A friend has a 2010 Toyota Prius and says MPG is 2-4 MPG less in winter than summer temperatures. My theory is, gasoline expands in warmer weather thereby increasing MPG. Additionally warmer weather maintains tire PSI which increases MPG. What do you guys think?
Well lower temperatures may well result in lower mileage, but not due to expansion of the fuel. Winter fuel is formulated different than summer. Less energy in the fuel per volume unit. Cold temperatures also will reduce engine efficiency and for many drivers will cause loss of efficiency due to letting the car idle to warm up. Then you can add the additional energy needed when driving through snow (you have to move the snow out of the way) etc. If the difference was expansion due to temperature, the difference would be far smaller than indicated. Now talking about a Prius and I would guess there is some loose of efficiency of the battery system.
All cars get less mpg in winter. Rolling resistance is higher, cars idle more as drivers keep the cabin comfortable, etc.
In the Prius the difference is even greater as the only way to produce heat is to have the gas motor running. This means more frequent cycling of the gas motor on and off and therefore more fuel is used.
Increased friction due to cold lubricants, more dense cold air to drive through and loss of tire pressure are all factors. Warm up times in ordinary cars which are most efficient at higher temps. poor rolling resistance of winter tires. Probably come up with more that are more important than expanding/contracting gasoline…never heard that one. Have to check the old physics book.
The gasoline engine runs more often in winter than in summer to provice heat for the interior.
Tire pressure is affected by temperature, but the expansion of gasoline has nothing to do with mileage.
The only thing i can come up with is if the tank were far enough under ground, it would take more volume per gallon pumped then in the tank in the summer and less in the winter. So, theoretically, the indicated amount of gas in the tank would be less in cold weather. If the energy content in the entire tank remained constant, your indicated mileage would be better in the winter ? I’m confused.
I’m surprised you only lost 4 mpg. Any car will use more gas in the winter for all the reasons stated.
A hybrid has to use the gas engine more in the winter tp provide heat, and in severe weather it might run all the time.
The sales pitch of hybrids does not cover these situations.
When I stop our Toyota Camry Hybrid at a traffic signal or railroad crossing, I turn theater OFF. Otherwise it keeps thengine running.
I LIKE your higher tire pressure lessens rolling resistance mention.
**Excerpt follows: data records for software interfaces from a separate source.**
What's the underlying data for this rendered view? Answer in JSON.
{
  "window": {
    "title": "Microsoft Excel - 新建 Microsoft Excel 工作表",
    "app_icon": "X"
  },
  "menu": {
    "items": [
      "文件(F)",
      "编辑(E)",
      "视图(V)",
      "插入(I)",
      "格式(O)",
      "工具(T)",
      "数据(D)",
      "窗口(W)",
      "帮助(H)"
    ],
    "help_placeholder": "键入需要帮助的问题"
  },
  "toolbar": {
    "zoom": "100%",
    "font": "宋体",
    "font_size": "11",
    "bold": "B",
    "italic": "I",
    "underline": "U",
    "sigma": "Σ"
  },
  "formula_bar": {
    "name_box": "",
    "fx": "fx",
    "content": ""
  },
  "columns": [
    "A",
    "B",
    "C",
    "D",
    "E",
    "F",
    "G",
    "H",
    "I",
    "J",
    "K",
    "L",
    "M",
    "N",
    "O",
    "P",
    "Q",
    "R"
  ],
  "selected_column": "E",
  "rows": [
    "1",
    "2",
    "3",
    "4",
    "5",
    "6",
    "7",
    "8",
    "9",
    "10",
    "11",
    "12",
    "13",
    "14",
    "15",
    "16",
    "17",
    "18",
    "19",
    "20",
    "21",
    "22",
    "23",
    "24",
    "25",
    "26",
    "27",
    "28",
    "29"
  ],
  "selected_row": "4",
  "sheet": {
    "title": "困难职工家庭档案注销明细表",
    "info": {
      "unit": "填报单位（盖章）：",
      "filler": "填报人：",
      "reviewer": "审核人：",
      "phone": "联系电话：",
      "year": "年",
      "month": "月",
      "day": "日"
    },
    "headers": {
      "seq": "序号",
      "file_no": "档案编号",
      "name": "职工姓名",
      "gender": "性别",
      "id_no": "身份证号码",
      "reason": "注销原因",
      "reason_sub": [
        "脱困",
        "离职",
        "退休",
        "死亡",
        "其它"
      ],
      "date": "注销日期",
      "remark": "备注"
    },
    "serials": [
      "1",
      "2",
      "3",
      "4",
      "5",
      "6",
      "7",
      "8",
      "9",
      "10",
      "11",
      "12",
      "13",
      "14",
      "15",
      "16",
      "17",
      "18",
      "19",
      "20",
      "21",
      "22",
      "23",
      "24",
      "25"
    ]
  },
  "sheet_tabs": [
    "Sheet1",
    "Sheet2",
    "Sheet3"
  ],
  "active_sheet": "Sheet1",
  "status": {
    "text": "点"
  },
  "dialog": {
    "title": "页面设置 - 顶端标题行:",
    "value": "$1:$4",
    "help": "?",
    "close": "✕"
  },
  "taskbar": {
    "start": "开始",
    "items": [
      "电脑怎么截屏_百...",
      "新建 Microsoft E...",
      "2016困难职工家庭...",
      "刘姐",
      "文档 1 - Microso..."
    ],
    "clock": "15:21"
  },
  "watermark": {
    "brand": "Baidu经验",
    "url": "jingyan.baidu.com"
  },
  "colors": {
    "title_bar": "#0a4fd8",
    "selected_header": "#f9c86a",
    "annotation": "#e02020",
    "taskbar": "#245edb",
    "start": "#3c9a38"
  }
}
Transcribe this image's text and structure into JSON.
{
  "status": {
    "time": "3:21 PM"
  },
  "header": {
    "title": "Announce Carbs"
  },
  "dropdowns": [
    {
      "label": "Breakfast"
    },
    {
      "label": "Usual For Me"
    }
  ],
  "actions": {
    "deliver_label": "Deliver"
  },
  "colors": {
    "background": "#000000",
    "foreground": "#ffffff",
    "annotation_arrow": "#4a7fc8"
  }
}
I keep the tires athe same higher pressure all year.
Oxygenated fuels in winter have less Btu/unit and you are likely rolling on water and snowhich imposes much more rolling resistance.
A cold engine is less efficient until it reaches operating temperatures.
Never warm up a car. Just get in, start and gently drive away. It will warmuch faster under load than idling.